What you have to do - What you output should match the data below exactly.

[Data records for software interfaces]
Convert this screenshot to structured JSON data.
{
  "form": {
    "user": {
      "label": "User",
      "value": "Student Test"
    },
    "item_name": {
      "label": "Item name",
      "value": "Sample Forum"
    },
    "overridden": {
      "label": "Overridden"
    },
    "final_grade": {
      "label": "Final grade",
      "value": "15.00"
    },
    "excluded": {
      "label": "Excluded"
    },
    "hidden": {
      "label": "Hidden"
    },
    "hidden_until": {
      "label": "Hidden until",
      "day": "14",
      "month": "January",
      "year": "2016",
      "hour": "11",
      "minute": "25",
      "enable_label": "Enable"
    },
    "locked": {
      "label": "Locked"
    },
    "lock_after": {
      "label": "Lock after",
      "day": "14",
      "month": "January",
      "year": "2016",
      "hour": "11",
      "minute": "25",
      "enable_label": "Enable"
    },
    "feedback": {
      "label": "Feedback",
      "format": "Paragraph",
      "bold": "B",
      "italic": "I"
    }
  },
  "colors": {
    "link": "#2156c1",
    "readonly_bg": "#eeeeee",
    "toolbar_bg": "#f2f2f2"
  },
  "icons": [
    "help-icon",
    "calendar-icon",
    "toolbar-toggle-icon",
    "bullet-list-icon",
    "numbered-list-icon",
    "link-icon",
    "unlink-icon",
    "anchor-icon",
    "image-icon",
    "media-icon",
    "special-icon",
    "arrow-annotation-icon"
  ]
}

Output -
Convert this screenshot to structured JSON data.
{
  "form": {
    "user": {
      "label": "User",
      "value": "Student Test"
    },
    "item_name": {
      "label": "Item name",
      "value": "Sample Forum"
    },
    "overridden": {
      "label": "Overridden"
    },
    "final_grade": {
      "label": "Final grade",
      "value": "15.00"
    },
    "excluded": {
      "label": "Excluded"
    },
    "hidden": {
      "label": "Hidden"
    },
    "hidden_until": {
      "label": "Hidden until",
      "day": "14",
      "month": "January",
      "year": "2016",
      "hour": "11",
      "minute": "25",
      "enable_label": "Enable"
    },
    "locked": {
      "label": "Locked"
    },
    "lock_after": {
      "label": "Lock after",
      "day": "14",
      "month": "January",
      "year": "2016",
      "hour": "11",
      "minute": "25",
      "enable_label": "Enable"
    },
    "feedback": {
      "label": "Feedback",
      "format": "Paragraph",
      "bold": "B",
      "italic": "I"
    }
  },
  "colors": {
    "link": "#2156c1",
    "readonly_bg": "#eeeeee",
    "toolbar_bg": "#f2f2f2"
  },
  "icons": [
    "help-icon",
    "calendar-icon",
    "toolbar-toggle-icon",
    "bullet-list-icon",
    "numbered-list-icon",
    "link-icon",
    "unlink-icon",
    "anchor-icon",
    "image-icon",
    "media-icon",
    "special-icon",
    "arrow-annotation-icon"
  ]
}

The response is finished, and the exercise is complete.